I had forgotten how good EGGO waffles taste for breakfast. That’s one of many losses endured over the last year. It took our first trip to the grocery store in 54 weeks the other day to be able to wander around the shelves and aisles; that’s when I fully realized how limited it is to be relying upon Instacart.
The EGGO box caught my eye in the frozen food section. Thus began five idyllic mornings in a row of toasting, pouring real maple syrup and dabbing butter on the waffles and eating as slowly as possible while I lingered over a crossword puzzle.
It’s been a very long year, and the excursion to the grocery was one of those newly regained freedoms that have been made possible by our being vaccinated. Of course, we donned masks but were otherwise let loose to gawk again at all the goods. The occasional impulse buy seemed like scant reward for having been incredibly fastidious the past year in isolating ourselves and adhering to protective measures. Of course, during the shopping excursion I could not help but look with alarm at all the packaging, processing and junk food that was on offer. Some things do not change.
Nowadays, it seems enough just to get back a little of the way things were pre-pandemic. Like our family gathering at a birthday dinner Friday night– far more meaningful and satisfying than the Zoom session gathering we were confined to a year ago upon the same occasion. It’s been great being able to welcome the grandkids back into the house, sit at the table with them, play chess, watch TV, goof around and not worry.
I’ve been determined since the shutdown began in March of 2020 not to get complacent about life and work. I had lined up a lot of freelance writing and consulting and managed to get it all done without making site visits – just relying upon memory, my research library at home, Google Earth Pro, phone calls and, of course, a lot of Zoom.

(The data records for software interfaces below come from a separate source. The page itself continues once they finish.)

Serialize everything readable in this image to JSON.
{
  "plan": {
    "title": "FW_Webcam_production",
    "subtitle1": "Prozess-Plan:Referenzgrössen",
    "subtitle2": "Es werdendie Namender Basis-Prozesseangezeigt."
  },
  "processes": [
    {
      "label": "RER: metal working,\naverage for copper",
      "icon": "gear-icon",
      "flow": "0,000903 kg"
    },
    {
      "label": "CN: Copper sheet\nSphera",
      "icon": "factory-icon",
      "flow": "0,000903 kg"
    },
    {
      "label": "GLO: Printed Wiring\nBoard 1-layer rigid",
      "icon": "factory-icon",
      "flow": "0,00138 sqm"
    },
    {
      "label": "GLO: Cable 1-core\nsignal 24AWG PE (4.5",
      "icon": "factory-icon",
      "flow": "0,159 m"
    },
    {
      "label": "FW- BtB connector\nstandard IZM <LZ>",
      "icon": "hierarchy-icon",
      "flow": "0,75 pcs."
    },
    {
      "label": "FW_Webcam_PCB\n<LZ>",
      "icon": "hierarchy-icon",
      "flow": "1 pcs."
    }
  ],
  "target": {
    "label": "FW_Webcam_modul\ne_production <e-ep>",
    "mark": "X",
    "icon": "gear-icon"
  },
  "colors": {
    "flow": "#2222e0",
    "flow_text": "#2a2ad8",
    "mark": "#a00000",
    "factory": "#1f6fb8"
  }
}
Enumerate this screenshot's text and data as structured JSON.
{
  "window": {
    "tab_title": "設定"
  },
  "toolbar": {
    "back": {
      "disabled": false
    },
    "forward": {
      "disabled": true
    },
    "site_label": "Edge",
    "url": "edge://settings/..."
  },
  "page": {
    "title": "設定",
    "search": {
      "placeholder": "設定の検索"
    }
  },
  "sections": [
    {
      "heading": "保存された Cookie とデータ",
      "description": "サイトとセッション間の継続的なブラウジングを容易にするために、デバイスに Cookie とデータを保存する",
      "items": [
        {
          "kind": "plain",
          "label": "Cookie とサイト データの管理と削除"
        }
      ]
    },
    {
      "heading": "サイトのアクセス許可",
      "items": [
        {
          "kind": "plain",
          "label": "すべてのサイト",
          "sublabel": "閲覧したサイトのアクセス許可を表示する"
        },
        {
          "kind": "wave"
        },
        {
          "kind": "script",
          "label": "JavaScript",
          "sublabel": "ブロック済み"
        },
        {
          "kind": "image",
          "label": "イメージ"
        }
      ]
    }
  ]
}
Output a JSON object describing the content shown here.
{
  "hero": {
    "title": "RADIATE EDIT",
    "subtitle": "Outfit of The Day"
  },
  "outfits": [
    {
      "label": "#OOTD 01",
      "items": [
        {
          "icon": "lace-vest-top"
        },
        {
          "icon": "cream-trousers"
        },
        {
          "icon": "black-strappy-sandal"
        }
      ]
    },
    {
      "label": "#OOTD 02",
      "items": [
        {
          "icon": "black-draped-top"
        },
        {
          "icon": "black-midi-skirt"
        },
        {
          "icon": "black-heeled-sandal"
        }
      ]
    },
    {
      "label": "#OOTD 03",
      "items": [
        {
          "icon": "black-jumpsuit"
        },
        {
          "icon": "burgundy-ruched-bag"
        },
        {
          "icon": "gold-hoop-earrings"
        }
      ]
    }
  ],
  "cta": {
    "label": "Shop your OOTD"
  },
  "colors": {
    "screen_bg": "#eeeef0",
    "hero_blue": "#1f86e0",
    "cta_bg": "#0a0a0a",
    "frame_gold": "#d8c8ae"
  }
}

Along the way I slept more than I had in years and dramatically reduced my sports viewing to create time for serious reading. It was nice to indulge the range of books that I did – it felt like being back in college. And I fulfilled a commitment to a dear colleague from my academic ties that we would write a book about politics, citizenship and the pandemic – which proved easier, I am now finding out, than finding a publisher for it. Much of my energy during 2020 was animated by my antipathy for a certain leading political figure who is no longer at center stage. The point of the book has been to explain how he got there and how what he advocated is not going to go away readily.
In retrospect, my wife, Jane, was right to store up basic household supplies well in advance of the impending shutdown. We (she) turned the dining room into a storage room. I stocked up at Staples with large plastic bins so we could keep our non-refrigerated food supplies at hand: one box for pastas and grains; another for canned good; a third for teas, coffee, spices and condiments; a fourth for crackers, cookies and snacks. Jane became even more of an expert in cooking soups and breads, some of which we stored in the downstairs freezer.
We have not once been in a restaurant all this time, nor will we go to one for the foreseeable future. There are just too many people out there who think the whole thing has been a hoax or who simply do not care about endangering the health of others. I suspect we will be dealing with this for a very long time.
At home we’ve now moved those bins into a back hallway and reclaimed the dining room. The weather is good enough for us to indulge Jane’s penchant for gardening – and mine for using motorized yard equipment clearing invasives, reclaiming paths and creating new garden beds. The best sign of all that life is returning is that somehow, in our little backyard pond that froze over this winter, some 30 goldfish, six frogs and a dozen tad poles managed to survive. It’s a good measure of resilience.